To promote the participation of developing countries in international environmental agreements, international institutions are playing an ever- increasing role and new entities are being established. As mentioned in Chapter 4, they can function both as implementing agencies for treaties containing incentives for developing countries or alternately by promoting participation of developing countries in the treaties by working outside or independently of the treaties.
A need to revamp all international institutions dealing with issues relating to environment and development became apparent as the international community recognized that these two issues were interrelated. This reorganization is already underway in many of the international institutions, such as the World Bank and many other specialized agencies of the United Nations. In addition, new institutions have been established, such as the United Nations Commission on Sustainable Development (CSD).
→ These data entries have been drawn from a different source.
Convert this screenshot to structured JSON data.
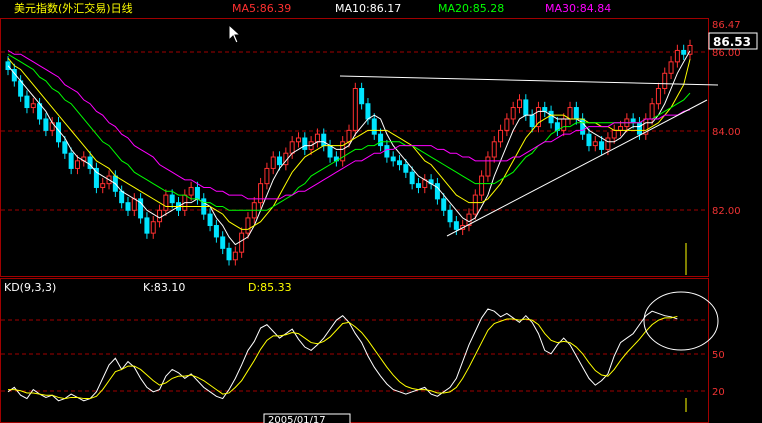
{
  "header": {
    "title": "美元指数(外汇交易)日线",
    "ma5": "MA5:86.39",
    "ma10": "MA10:86.17",
    "ma20": "MA20:85.28",
    "ma30": "MA30:84.84"
  },
  "price_axis": {
    "ticks": [
      "86.00",
      "84.00",
      "82.00"
    ],
    "high_label": "86.47",
    "current_label": "86.53"
  },
  "kd": {
    "title": "KD(9,3,3)",
    "k": "K:83.10",
    "d": "D:85.33",
    "ticks": [
      "50",
      "20"
    ]
  },
  "date_box": "2005/01/17",
  "colors": {
    "background": "#000000",
    "bull": "#ff3030",
    "bear": "#00e5ff",
    "ma5": "#ffffff",
    "ma10": "#ffff00",
    "ma20": "#00ff00",
    "ma30": "#ff00ff",
    "grid": "#a00000",
    "header_title": "#ffff00",
    "ma5_label": "#ff3030",
    "ma10_label": "#ffffff",
    "ma20_label": "#00ff00",
    "ma30_label": "#ff00ff",
    "kd_title": "#ffffff",
    "k_label": "#ffffff",
    "d_label": "#ffff00"
  },
  "chart_data": {
    "type": "line",
    "price_ylim": [
      80.5,
      87.2
    ],
    "kd_ylim": [
      0,
      100
    ],
    "close": [
      85.9,
      85.6,
      85.2,
      84.9,
      85.0,
      84.6,
      84.3,
      84.5,
      84.0,
      83.7,
      83.3,
      83.5,
      83.6,
      83.3,
      82.8,
      82.9,
      83.1,
      82.7,
      82.4,
      82.2,
      82.5,
      82.0,
      81.6,
      81.9,
      82.2,
      82.6,
      82.4,
      82.2,
      82.6,
      82.8,
      82.5,
      82.1,
      81.8,
      81.5,
      81.2,
      80.9,
      81.1,
      81.6,
      82.0,
      82.4,
      82.9,
      83.3,
      83.6,
      83.4,
      83.7,
      84.0,
      84.1,
      83.8,
      84.0,
      84.2,
      83.9,
      83.6,
      83.5,
      84.0,
      84.3,
      85.4,
      85.0,
      84.6,
      84.2,
      83.9,
      83.6,
      83.5,
      83.4,
      83.2,
      82.9,
      82.8,
      83.0,
      82.9,
      82.5,
      82.2,
      81.9,
      81.7,
      81.8,
      82.1,
      82.6,
      83.1,
      83.6,
      84.0,
      84.3,
      84.6,
      84.9,
      85.1,
      84.7,
      84.4,
      84.9,
      84.8,
      84.5,
      84.3,
      84.6,
      84.9,
      84.6,
      84.2,
      83.9,
      84.0,
      83.8,
      84.1,
      84.3,
      84.4,
      84.6,
      84.5,
      84.2,
      84.6,
      85.0,
      85.4,
      85.8,
      86.1,
      86.4,
      86.3,
      86.53
    ],
    "series": [
      {
        "name": "MA5",
        "values": [
          86.0,
          85.8,
          85.6,
          85.4,
          85.2,
          85.0,
          84.8,
          84.5,
          84.3,
          84.1,
          83.8,
          83.6,
          83.5,
          83.4,
          83.2,
          83.1,
          83.0,
          82.9,
          82.7,
          82.6,
          82.5,
          82.4,
          82.2,
          82.1,
          82.0,
          82.1,
          82.2,
          82.3,
          82.4,
          82.4,
          82.5,
          82.4,
          82.3,
          82.0,
          81.8,
          81.5,
          81.3,
          81.4,
          81.5,
          81.8,
          82.2,
          82.6,
          83.0,
          83.3,
          83.5,
          83.7,
          83.8,
          83.9,
          83.9,
          84.0,
          84.0,
          83.9,
          83.8,
          83.8,
          83.9,
          84.2,
          84.4,
          84.6,
          84.7,
          84.6,
          84.2,
          83.9,
          83.7,
          83.5,
          83.3,
          83.1,
          83.0,
          82.9,
          82.8,
          82.6,
          82.4,
          82.2,
          82.0,
          81.9,
          82.0,
          82.3,
          82.6,
          83.1,
          83.5,
          83.9,
          84.3,
          84.6,
          84.7,
          84.7,
          84.8,
          84.8,
          84.7,
          84.6,
          84.6,
          84.6,
          84.6,
          84.5,
          84.3,
          84.2,
          84.1,
          84.0,
          84.0,
          84.1,
          84.3,
          84.4,
          84.4,
          84.5,
          84.5,
          84.7,
          85.0,
          85.4,
          85.8,
          86.1,
          86.39
        ]
      },
      {
        "name": "MA10",
        "values": [
          86.2,
          86.0,
          85.9,
          85.7,
          85.5,
          85.3,
          85.1,
          84.9,
          84.7,
          84.5,
          84.3,
          84.1,
          83.9,
          83.7,
          83.5,
          83.4,
          83.3,
          83.1,
          83.0,
          82.9,
          82.8,
          82.7,
          82.6,
          82.5,
          82.4,
          82.3,
          82.3,
          82.3,
          82.3,
          82.3,
          82.3,
          82.3,
          82.3,
          82.2,
          82.1,
          81.9,
          81.8,
          81.7,
          81.7,
          81.8,
          81.9,
          82.1,
          82.3,
          82.6,
          82.9,
          83.2,
          83.4,
          83.6,
          83.7,
          83.8,
          83.9,
          83.9,
          83.9,
          83.9,
          84.0,
          84.1,
          84.2,
          84.3,
          84.3,
          84.3,
          84.3,
          84.2,
          84.1,
          84.0,
          83.9,
          83.7,
          83.5,
          83.4,
          83.2,
          83.0,
          82.8,
          82.6,
          82.5,
          82.4,
          82.4,
          82.4,
          82.5,
          82.7,
          82.9,
          83.2,
          83.5,
          83.8,
          84.1,
          84.3,
          84.5,
          84.6,
          84.7,
          84.7,
          84.7,
          84.6,
          84.6,
          84.6,
          84.5,
          84.5,
          84.4,
          84.4,
          84.3,
          84.3,
          84.3,
          84.3,
          84.3,
          84.3,
          84.4,
          84.5,
          84.7,
          84.9,
          85.2,
          85.5,
          86.17
        ]
      },
      {
        "name": "MA20",
        "values": [
          86.3,
          86.2,
          86.1,
          86.0,
          85.9,
          85.7,
          85.6,
          85.4,
          85.3,
          85.1,
          85.0,
          84.8,
          84.6,
          84.4,
          84.2,
          84.0,
          83.9,
          83.7,
          83.5,
          83.4,
          83.2,
          83.1,
          83.0,
          82.9,
          82.8,
          82.7,
          82.7,
          82.6,
          82.6,
          82.5,
          82.5,
          82.4,
          82.4,
          82.3,
          82.3,
          82.2,
          82.2,
          82.2,
          82.2,
          82.2,
          82.2,
          82.2,
          82.3,
          82.4,
          82.5,
          82.6,
          82.8,
          82.9,
          83.1,
          83.2,
          83.3,
          83.4,
          83.5,
          83.6,
          83.7,
          83.8,
          83.8,
          83.9,
          83.9,
          84.0,
          84.0,
          84.0,
          84.0,
          83.9,
          83.9,
          83.8,
          83.7,
          83.6,
          83.5,
          83.4,
          83.3,
          83.2,
          83.1,
          83.0,
          82.9,
          82.9,
          82.9,
          82.9,
          83.0,
          83.1,
          83.2,
          83.4,
          83.6,
          83.7,
          83.9,
          84.0,
          84.2,
          84.3,
          84.4,
          84.4,
          84.5,
          84.5,
          84.5,
          84.5,
          84.5,
          84.5,
          84.5,
          84.5,
          84.5,
          84.5,
          84.5,
          84.6,
          84.6,
          84.7,
          84.8,
          84.9,
          85.0,
          85.1,
          85.28
        ]
      },
      {
        "name": "MA30",
        "values": [
          86.4,
          86.3,
          86.3,
          86.2,
          86.1,
          86.0,
          85.9,
          85.8,
          85.7,
          85.5,
          85.4,
          85.3,
          85.1,
          85.0,
          84.8,
          84.7,
          84.5,
          84.4,
          84.2,
          84.1,
          83.9,
          83.8,
          83.7,
          83.6,
          83.4,
          83.3,
          83.2,
          83.1,
          83.0,
          83.0,
          82.9,
          82.8,
          82.8,
          82.7,
          82.7,
          82.6,
          82.6,
          82.6,
          82.5,
          82.5,
          82.5,
          82.5,
          82.5,
          82.5,
          82.6,
          82.6,
          82.7,
          82.7,
          82.8,
          82.9,
          83.0,
          83.1,
          83.2,
          83.3,
          83.4,
          83.5,
          83.5,
          83.6,
          83.7,
          83.7,
          83.8,
          83.8,
          83.9,
          83.9,
          83.9,
          83.9,
          83.9,
          83.9,
          83.8,
          83.8,
          83.7,
          83.7,
          83.6,
          83.6,
          83.5,
          83.5,
          83.5,
          83.5,
          83.5,
          83.5,
          83.6,
          83.6,
          83.7,
          83.8,
          83.9,
          84.0,
          84.0,
          84.1,
          84.2,
          84.2,
          84.3,
          84.3,
          84.4,
          84.4,
          84.4,
          84.4,
          84.5,
          84.5,
          84.5,
          84.5,
          84.5,
          84.6,
          84.6,
          84.6,
          84.7,
          84.7,
          84.7,
          84.8,
          84.84
        ]
      }
    ],
    "kd_series": [
      {
        "name": "K",
        "values": [
          18,
          22,
          15,
          12,
          20,
          16,
          13,
          15,
          10,
          12,
          16,
          13,
          10,
          12,
          18,
          30,
          42,
          48,
          38,
          45,
          40,
          30,
          22,
          18,
          20,
          32,
          38,
          35,
          30,
          34,
          28,
          22,
          18,
          14,
          12,
          20,
          30,
          42,
          55,
          63,
          75,
          78,
          72,
          66,
          70,
          74,
          65,
          58,
          55,
          60,
          66,
          74,
          82,
          86,
          80,
          70,
          62,
          50,
          40,
          32,
          25,
          20,
          18,
          16,
          18,
          20,
          22,
          16,
          14,
          18,
          22,
          30,
          45,
          60,
          72,
          84,
          92,
          90,
          85,
          88,
          84,
          80,
          86,
          80,
          70,
          55,
          52,
          60,
          66,
          60,
          50,
          40,
          30,
          24,
          28,
          34,
          50,
          62,
          66,
          70,
          78,
          86,
          90,
          88,
          86,
          85,
          83.1
        ]
      },
      {
        "name": "D",
        "values": [
          20,
          20,
          19,
          17,
          17,
          16,
          15,
          15,
          13,
          12,
          13,
          13,
          12,
          12,
          14,
          20,
          28,
          36,
          38,
          41,
          41,
          38,
          33,
          28,
          24,
          26,
          30,
          32,
          32,
          33,
          31,
          28,
          24,
          20,
          16,
          17,
          22,
          28,
          37,
          46,
          56,
          64,
          68,
          68,
          69,
          71,
          70,
          66,
          62,
          61,
          63,
          67,
          73,
          79,
          80,
          76,
          71,
          64,
          56,
          48,
          40,
          33,
          27,
          23,
          21,
          20,
          20,
          19,
          17,
          17,
          18,
          22,
          30,
          40,
          51,
          62,
          73,
          79,
          81,
          83,
          83,
          82,
          83,
          82,
          78,
          70,
          64,
          62,
          63,
          62,
          58,
          52,
          44,
          37,
          33,
          32,
          38,
          46,
          53,
          59,
          65,
          72,
          78,
          82,
          84,
          84,
          85.33
        ]
      }
    ]
  }
}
Before the Rio Conference, there was a series of suggestions as to what kind of institutional arrangements should be established in the context of sustainable development within the framework of the U.N. system. Some of them promoted an environmental "super-authority," 1 but most of them opted for strengthening the already existing structures. Then Agenda 21, adopted at Rio, addressed the issue in its chapter 38, "International Institutional Arrangements." 2 Here it describes the relevant entities within and outside the U.N. system-in addition to NGOs-and their functions in relation to implementing Agenda 21. However, in the five years since the blueprint for action was adopted, lack of funding has curtailed some of the developments that were supposed to have taken place, such as the up grading of, and provision of adequate financial resources for the United Nations Environment Programme (UNEP).
The special session of the General Assembly that took place in June of 1997, reviewing the first five years of Agenda 21's implementation, also